The recent ratification of a second (revised) agreement between the International Longshore and Warehouse Union and the B.C. Maritime Employers Association removes a big cloud of uncertainty that has hung over the B.C. economy since the beginning of July. Estimates of the time to clear the backlog and remove the kinks in the supply chain range from a few weeks to a couple of months.
Unfortunately, the settlement of the strike does little to offset the impact of other concurrent factors which have depressed the province’s growth over the past year and a half. First, the Bank of Canada’s efforts to cool inflation by raising interest rates (i.e., plus 450 basis points over the past 16 months) have significantly depressed the two most interest-sensitive components of domestic demand, consumer spending and home sales.
Furthermore, given that B.C. households are the most indebted in the country, it is not surprising that the year-to-date growth of retail sales in the province has been just +1.4%, which is lowest in the country and well under the national average of +2.9%.
High interest rates and house prices depress housing demand
Higher mortgage rates have also severely depressed home sales. Year-to-date, they are down by -30%. Over the past two months (May and June), however, they have recovered some lost ground and are now up by +15% y/y due to the combination of a record surge in international immigration and a steady decline in the supply of homes for sale.
Driven by this recent pickup in home sales, house prices, as indicated by the MLS Home Price Index benchmark, have risen by +8.6% year to date. The recent downgrade by the Canadian Real Estate Association (CREA), of its Resale Housing Market Forecast, in the wake of the Bank of Canada’s further tightening of monetary policy, has cast a pall over the near-term outlook for home sales.
Given this lackluster near-term outlook for housing demand, we expect housing starts to lose some of the momentum they picked up over the past few months. Looking further ahead, the outlook for housing demand and new residential construction brightens later in 2024, given the sustained growth of net migration and some easing of monetary policy.
Weak commodity prices hurt value of exports
Another factor weighing on B.C.’s near-term prospects is net exports. After rebounding strongly during the first five months of 2022, the value of net exports is down by -10.5% year-to-date in 2023, mainly due to a sharp drop in commodity prices. Exports of forestry products are -45%; energy products, -29%; and metals, -12%.
In addition, the impact of higher U.S. interest rates on housing demand south of the border has dampened purchases of B.C. lumber. Going forward, in the near term, the prospect of further tightening by the Federal Reserve overshadows the outlook for U.S. housing demand. As a result, sales of B.C. lumber into the U.S. are likely to remain depressed through the second half of this year and into next.
Capital spending cools after two strong years
Forward-looking indicators of capital spending in B.C. are flashing yellow. Statistics Canada’s comprehensive non-residential capital and repair expenditures survey (a.k.a., the Capex Survey), conducted in Q4/2022 extending into early 2023, projected that the nominal value of private and public sector non-residential construction would retreat by just over -6% this year after posting a gain of +16% in 2022. Last year’s result was augmented by the Kitimat LNG project. That work is now tapering off.

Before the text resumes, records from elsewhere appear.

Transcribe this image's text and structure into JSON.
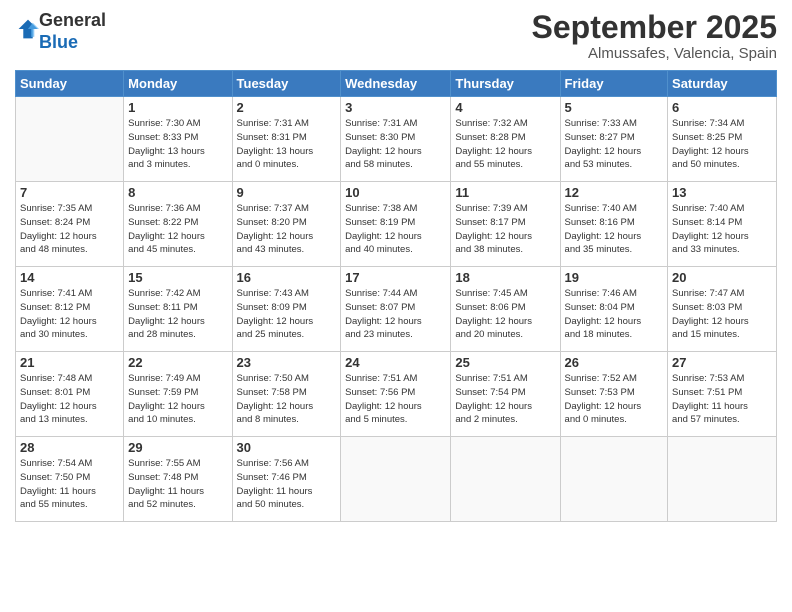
{
  "logo": {
    "general": "General",
    "blue": "Blue"
  },
  "header": {
    "month": "September 2025",
    "location": "Almussafes, Valencia, Spain"
  },
  "weekdays": [
    "Sunday",
    "Monday",
    "Tuesday",
    "Wednesday",
    "Thursday",
    "Friday",
    "Saturday"
  ],
  "weeks": [
    [
      {
        "day": "",
        "info": ""
      },
      {
        "day": "1",
        "info": "Sunrise: 7:30 AM\nSunset: 8:33 PM\nDaylight: 13 hours\nand 3 minutes."
      },
      {
        "day": "2",
        "info": "Sunrise: 7:31 AM\nSunset: 8:31 PM\nDaylight: 13 hours\nand 0 minutes."
      },
      {
        "day": "3",
        "info": "Sunrise: 7:31 AM\nSunset: 8:30 PM\nDaylight: 12 hours\nand 58 minutes."
      },
      {
        "day": "4",
        "info": "Sunrise: 7:32 AM\nSunset: 8:28 PM\nDaylight: 12 hours\nand 55 minutes."
      },
      {
        "day": "5",
        "info": "Sunrise: 7:33 AM\nSunset: 8:27 PM\nDaylight: 12 hours\nand 53 minutes."
      },
      {
        "day": "6",
        "info": "Sunrise: 7:34 AM\nSunset: 8:25 PM\nDaylight: 12 hours\nand 50 minutes."
      }
    ],
    [
      {
        "day": "7",
        "info": "Sunrise: 7:35 AM\nSunset: 8:24 PM\nDaylight: 12 hours\nand 48 minutes."
      },
      {
        "day": "8",
        "info": "Sunrise: 7:36 AM\nSunset: 8:22 PM\nDaylight: 12 hours\nand 45 minutes."
      },
      {
        "day": "9",
        "info": "Sunrise: 7:37 AM\nSunset: 8:20 PM\nDaylight: 12 hours\nand 43 minutes."
      },
      {
        "day": "10",
        "info": "Sunrise: 7:38 AM\nSunset: 8:19 PM\nDaylight: 12 hours\nand 40 minutes."
      },
      {
        "day": "11",
        "info": "Sunrise: 7:39 AM\nSunset: 8:17 PM\nDaylight: 12 hours\nand 38 minutes."
      },
      {
        "day": "12",
        "info": "Sunrise: 7:40 AM\nSunset: 8:16 PM\nDaylight: 12 hours\nand 35 minutes."
      },
      {
        "day": "13",
        "info": "Sunrise: 7:40 AM\nSunset: 8:14 PM\nDaylight: 12 hours\nand 33 minutes."
      }
    ],
    [
      {
        "day": "14",
        "info": "Sunrise: 7:41 AM\nSunset: 8:12 PM\nDaylight: 12 hours\nand 30 minutes."
      },
      {
        "day": "15",
        "info": "Sunrise: 7:42 AM\nSunset: 8:11 PM\nDaylight: 12 hours\nand 28 minutes."
      },
      {
        "day": "16",
        "info": "Sunrise: 7:43 AM\nSunset: 8:09 PM\nDaylight: 12 hours\nand 25 minutes."
      },
      {
        "day": "17",
        "info": "Sunrise: 7:44 AM\nSunset: 8:07 PM\nDaylight: 12 hours\nand 23 minutes."
      },
      {
        "day": "18",
        "info": "Sunrise: 7:45 AM\nSunset: 8:06 PM\nDaylight: 12 hours\nand 20 minutes."
      },
      {
        "day": "19",
        "info": "Sunrise: 7:46 AM\nSunset: 8:04 PM\nDaylight: 12 hours\nand 18 minutes."
      },
      {
        "day": "20",
        "info": "Sunrise: 7:47 AM\nSunset: 8:03 PM\nDaylight: 12 hours\nand 15 minutes."
      }
    ],
    [
      {
        "day": "21",
        "info": "Sunrise: 7:48 AM\nSunset: 8:01 PM\nDaylight: 12 hours\nand 13 minutes."
      },
      {
        "day": "22",
        "info": "Sunrise: 7:49 AM\nSunset: 7:59 PM\nDaylight: 12 hours\nand 10 minutes."
      },
      {
        "day": "23",
        "info": "Sunrise: 7:50 AM\nSunset: 7:58 PM\nDaylight: 12 hours\nand 8 minutes."
      },
      {
        "day": "24",
        "info": "Sunrise: 7:51 AM\nSunset: 7:56 PM\nDaylight: 12 hours\nand 5 minutes."
      },
      {
        "day": "25",
        "info": "Sunrise: 7:51 AM\nSunset: 7:54 PM\nDaylight: 12 hours\nand 2 minutes."
      },
      {
        "day": "26",
        "info": "Sunrise: 7:52 AM\nSunset: 7:53 PM\nDaylight: 12 hours\nand 0 minutes."
      },
      {
        "day": "27",
        "info": "Sunrise: 7:53 AM\nSunset: 7:51 PM\nDaylight: 11 hours\nand 57 minutes."
      }
    ],
    [
      {
        "day": "28",
        "info": "Sunrise: 7:54 AM\nSunset: 7:50 PM\nDaylight: 11 hours\nand 55 minutes."
      },
      {
        "day": "29",
        "info": "Sunrise: 7:55 AM\nSunset: 7:48 PM\nDaylight: 11 hours\nand 52 minutes."
      },
      {
        "day": "30",
        "info": "Sunrise: 7:56 AM\nSunset: 7:46 PM\nDaylight: 11 hours\nand 50 minutes."
      },
      {
        "day": "",
        "info": ""
      },
      {
        "day": "",
        "info": ""
      },
      {
        "day": "",
        "info": ""
      },
      {
        "day": "",
        "info": ""
      }
    ]
  ]
}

According to the Capex Survey, both private and public capital spending is projected to shrink this year: private by -5.7% and public by -6.4%. This rather downbeat outlook for B.C.’s capital spending in the near term is reinforced by the -29.8% year-to-date drop in non-residential building intentions, with industrial at – 24% and institutional, -59%, offsetting a +9% increase in commercial building plans.
Providing the federal government adopts a more supportive approach to energy-related investment, there are several major projects which could drive capex in 2024 and beyond. These include the Kitimat Clean Refinery, the Ksi Lisims LNG project, and the Woodfiber LNG project.

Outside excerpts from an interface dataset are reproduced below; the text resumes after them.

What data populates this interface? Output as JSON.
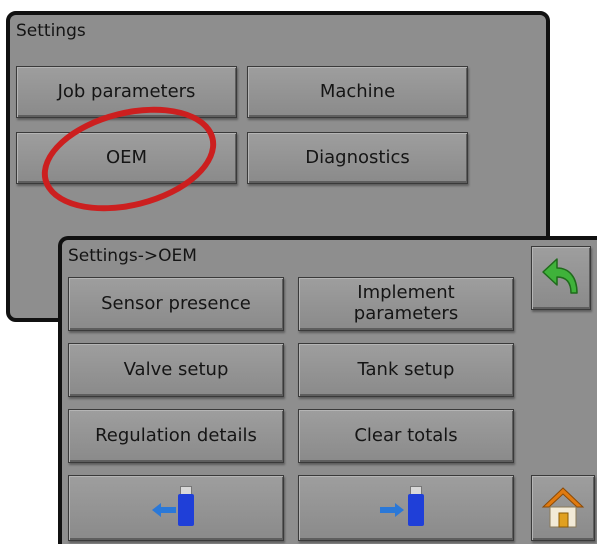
{
  "settings": {
    "title": "Settings",
    "buttons": {
      "job_parameters": "Job parameters",
      "machine": "Machine",
      "oem": "OEM",
      "diagnostics": "Diagnostics"
    },
    "highlight_color": "#cc1f1f"
  },
  "oem_panel": {
    "title": "Settings->OEM",
    "buttons": {
      "sensor_presence": "Sensor presence",
      "implement_parameters_line1": "Implement",
      "implement_parameters_line2": "parameters",
      "valve_setup": "Valve setup",
      "tank_setup": "Tank setup",
      "regulation_details": "Regulation details",
      "clear_totals": "Clear totals"
    },
    "icons": {
      "back": "back-arrow-icon",
      "home": "home-icon",
      "usb_export": "usb-export-icon",
      "usb_import": "usb-import-icon"
    },
    "colors": {
      "back_arrow": "#3fb23a",
      "usb": "#1f3fd8",
      "arrow": "#2a78d8",
      "home_roof": "#e07a10"
    }
  }
}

The settlement of the dockworkers’ strike will provide both consumer and business confidence with a much-needed temporary boost. However, as noted above, the more deep-seated problems facing the province will overshadow its economic health well into next year.

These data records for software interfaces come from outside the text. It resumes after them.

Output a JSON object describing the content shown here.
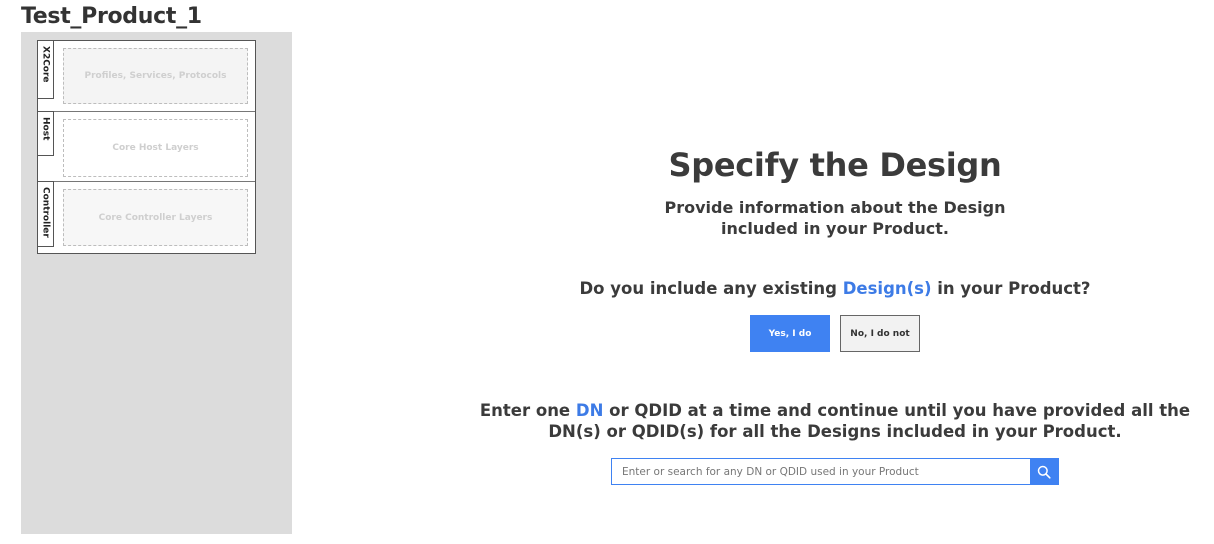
{
  "product": {
    "title": "Test_Product_1"
  },
  "layers": [
    {
      "tab": "X2Core",
      "slot": "Profiles, Services, Protocols"
    },
    {
      "tab": "Host",
      "slot": "Core Host Layers"
    },
    {
      "tab": "Controller",
      "slot": "Core Controller Layers"
    }
  ],
  "main": {
    "heading": "Specify the Design",
    "subheading_line1": "Provide information about the Design",
    "subheading_line2": "included in your Product.",
    "question_prefix": "Do you include any existing ",
    "question_link": "Design(s)",
    "question_suffix": " in your Product?",
    "yes_label": "Yes, I do",
    "no_label": "No, I do not",
    "instruction_prefix": "Enter one ",
    "instruction_link": "DN",
    "instruction_line1_suffix": " or QDID at a time and continue until you have provided all the",
    "instruction_line2": "DN(s) or QDID(s) for all the Designs included in your Product."
  },
  "search": {
    "placeholder": "Enter or search for any DN or QDID used in your Product",
    "icon": "search-icon"
  },
  "colors": {
    "accent": "#3f82f2",
    "sidebar_bg": "#dcdcdc",
    "text": "#3b3b3b"
  }
}
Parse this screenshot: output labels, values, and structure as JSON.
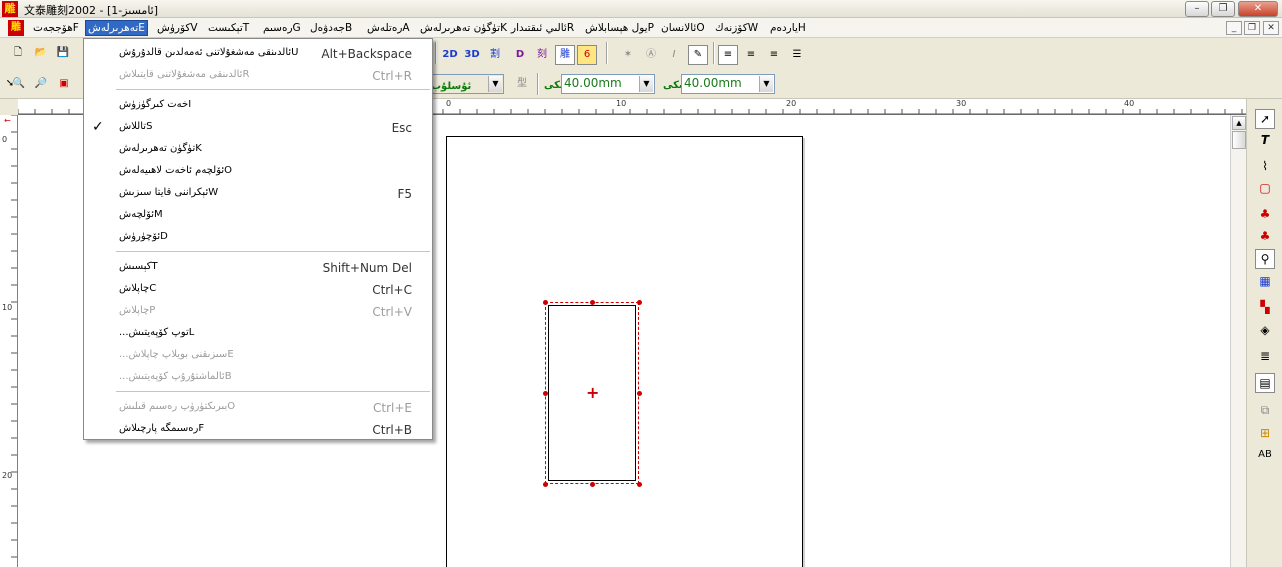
{
  "window": {
    "title": "文泰雕刻2002 - [ئامسىز-1]",
    "app_icon_glyph": "雕",
    "buttons": {
      "minimize": "–",
      "restore": "❐",
      "close": "✕"
    }
  },
  "menubar": {
    "logo_glyph": "雕",
    "items": [
      {
        "label": "ھۆججەتF"
      },
      {
        "label": "تەھرىرلەشE"
      },
      {
        "label": "كۆرۈشV"
      },
      {
        "label": "تېكىستT"
      },
      {
        "label": "رەسىمG"
      },
      {
        "label": "جەدۋەلB"
      },
      {
        "label": "رەتلەشA"
      },
      {
        "label": "تۈگۈن تەھرىرلەشK"
      },
      {
        "label": "ئالىي ئىقتىدارR"
      },
      {
        "label": "يول ھېسابلاشP"
      },
      {
        "label": "ئالانسانO"
      },
      {
        "label": "كۆزنەكW"
      },
      {
        "label": "ياردەمH"
      }
    ],
    "mdi_buttons": {
      "minimize": "_",
      "restore": "❐",
      "close": "✕"
    }
  },
  "toolbar": {
    "row1_text_buttons": [
      "2D",
      "3D",
      "割",
      "D",
      "刻",
      "雕",
      "6"
    ],
    "labels": {
      "style": "ئۇسلۇب",
      "height": "ئېگىزلىكى",
      "width": "كەڭلىكى"
    },
    "height_value": "40.00mm",
    "width_value": "40.00mm"
  },
  "ruler": {
    "h_numbers": [
      "0",
      "10",
      "20",
      "30",
      "40"
    ],
    "v_numbers": [
      "0",
      "10",
      "20"
    ]
  },
  "dropdown": {
    "items": [
      {
        "label": "ئالدىنقى مەشغۇلاتنى ئەمەلدىن قالدۇرۇشU",
        "shortcut": "Alt+Backspace",
        "disabled": false,
        "checked": false
      },
      {
        "label": "ئالدىنقى مەشغۇلاتنى قايتىلاشR",
        "shortcut": "Ctrl+R",
        "disabled": true,
        "checked": false
      },
      {
        "label": "خەت كىرگۈزۈشI",
        "shortcut": "",
        "disabled": false,
        "checked": false
      },
      {
        "label": "تاللاشS",
        "shortcut": "Esc",
        "disabled": false,
        "checked": true
      },
      {
        "label": "تۈگۈن تەھرىرلەشK",
        "shortcut": "",
        "disabled": false,
        "checked": false
      },
      {
        "label": "ئۆلچەم ئاخەت لاھىيەلەشO",
        "shortcut": "",
        "disabled": false,
        "checked": false
      },
      {
        "label": "ئېكراننى قايتا سىزىشW",
        "shortcut": "F5",
        "disabled": false,
        "checked": false
      },
      {
        "label": "ئۆلچەشM",
        "shortcut": "",
        "disabled": false,
        "checked": false
      },
      {
        "label": "ئۆچۈرۈشD",
        "shortcut": "",
        "disabled": false,
        "checked": false
      },
      {
        "label": "كېسىشT",
        "shortcut": "Shift+Num Del",
        "disabled": false,
        "checked": false
      },
      {
        "label": "چاپلاشC",
        "shortcut": "Ctrl+C",
        "disabled": false,
        "checked": false
      },
      {
        "label": "چاپلاشP",
        "shortcut": "Ctrl+V",
        "disabled": true,
        "checked": false
      },
      {
        "label": "...توپ كۆپەيتىشL",
        "shortcut": "",
        "disabled": false,
        "checked": false
      },
      {
        "label": "...سىزىقنى بويلاپ چاپلاشE",
        "shortcut": "",
        "disabled": true,
        "checked": false
      },
      {
        "label": "...ئالماشتۇرۇپ كۆپەيتىشB",
        "shortcut": "",
        "disabled": true,
        "checked": false
      },
      {
        "label": "بىرىكتۈرۈپ رەسىم قىلىشO",
        "shortcut": "Ctrl+E",
        "disabled": true,
        "checked": false
      },
      {
        "label": "رەسىمگە پارچىلاشF",
        "shortcut": "Ctrl+B",
        "disabled": false,
        "checked": false
      }
    ]
  }
}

John Clinkard has over 35 years’ experience as an economist in international, national and regional research and analysis with leading financial institutions and media outlets in Canada.